- What the exercise asks: Every line of the data, first to last, must be written out unchanged.

- Exercise inputs:
-*-
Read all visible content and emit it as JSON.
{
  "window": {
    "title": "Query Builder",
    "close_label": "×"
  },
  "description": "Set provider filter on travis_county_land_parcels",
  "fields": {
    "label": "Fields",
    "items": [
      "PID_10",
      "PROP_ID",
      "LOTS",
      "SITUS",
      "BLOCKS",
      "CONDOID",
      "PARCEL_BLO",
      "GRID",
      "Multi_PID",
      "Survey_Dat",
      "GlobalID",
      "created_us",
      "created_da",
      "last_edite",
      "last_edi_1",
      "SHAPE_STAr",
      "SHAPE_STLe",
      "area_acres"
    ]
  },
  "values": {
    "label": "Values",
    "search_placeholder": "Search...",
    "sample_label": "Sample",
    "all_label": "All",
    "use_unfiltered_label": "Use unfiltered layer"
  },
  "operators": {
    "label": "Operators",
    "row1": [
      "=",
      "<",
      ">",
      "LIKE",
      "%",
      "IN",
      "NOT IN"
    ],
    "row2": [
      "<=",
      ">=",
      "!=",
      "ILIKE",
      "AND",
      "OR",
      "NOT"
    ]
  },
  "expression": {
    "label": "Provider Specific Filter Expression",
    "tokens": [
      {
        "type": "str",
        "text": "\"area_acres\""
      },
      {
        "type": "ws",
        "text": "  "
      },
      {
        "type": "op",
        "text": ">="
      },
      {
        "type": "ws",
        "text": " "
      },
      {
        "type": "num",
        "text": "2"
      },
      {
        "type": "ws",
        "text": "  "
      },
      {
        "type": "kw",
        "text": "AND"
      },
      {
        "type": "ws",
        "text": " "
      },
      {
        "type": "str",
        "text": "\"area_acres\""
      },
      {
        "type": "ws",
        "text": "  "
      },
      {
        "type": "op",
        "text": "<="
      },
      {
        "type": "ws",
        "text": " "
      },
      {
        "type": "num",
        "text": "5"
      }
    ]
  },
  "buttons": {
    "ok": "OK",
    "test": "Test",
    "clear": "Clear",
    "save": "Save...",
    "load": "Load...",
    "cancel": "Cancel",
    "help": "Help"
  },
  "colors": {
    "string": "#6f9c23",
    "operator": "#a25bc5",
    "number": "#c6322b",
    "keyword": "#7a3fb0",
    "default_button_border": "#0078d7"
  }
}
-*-
- Response to this exercise:
Read all visible content and emit it as JSON.
{
  "window": {
    "title": "Query Builder",
    "close_label": "×"
  },
  "description": "Set provider filter on travis_county_land_parcels",
  "fields": {
    "label": "Fields",
    "items": [
      "PID_10",
      "PROP_ID",
      "LOTS",
      "SITUS",
      "BLOCKS",
      "CONDOID",
      "PARCEL_BLO",
      "GRID",
      "Multi_PID",
      "Survey_Dat",
      "GlobalID",
      "created_us",
      "created_da",
      "last_edite",
      "last_edi_1",
      "SHAPE_STAr",
      "SHAPE_STLe",
      "area_acres"
    ]
  },
  "values": {
    "label": "Values",
    "search_placeholder": "Search...",
    "sample_label": "Sample",
    "all_label": "All",
    "use_unfiltered_label": "Use unfiltered layer"
  },
  "operators": {
    "label": "Operators",
    "row1": [
      "=",
      "<",
      ">",
      "LIKE",
      "%",
      "IN",
      "NOT IN"
    ],
    "row2": [
      "<=",
      ">=",
      "!=",
      "ILIKE",
      "AND",
      "OR",
      "NOT"
    ]
  },
  "expression": {
    "label": "Provider Specific Filter Expression",
    "tokens": [
      {
        "type": "str",
        "text": "\"area_acres\""
      },
      {
        "type": "ws",
        "text": "  "
      },
      {
        "type": "op",
        "text": ">="
      },
      {
        "type": "ws",
        "text": " "
      },
      {
        "type": "num",
        "text": "2"
      },
      {
        "type": "ws",
        "text": "  "
      },
      {
        "type": "kw",
        "text": "AND"
      },
      {
        "type": "ws",
        "text": " "
      },
      {
        "type": "str",
        "text": "\"area_acres\""
      },
      {
        "type": "ws",
        "text": "  "
      },
      {
        "type": "op",
        "text": "<="
      },
      {
        "type": "ws",
        "text": " "
      },
      {
        "type": "num",
        "text": "5"
      }
    ]
  },
  "buttons": {
    "ok": "OK",
    "test": "Test",
    "clear": "Clear",
    "save": "Save...",
    "load": "Load...",
    "cancel": "Cancel",
    "help": "Help"
  },
  "colors": {
    "string": "#6f9c23",
    "operator": "#a25bc5",
    "number": "#c6322b",
    "keyword": "#7a3fb0",
    "default_button_border": "#0078d7"
  }
}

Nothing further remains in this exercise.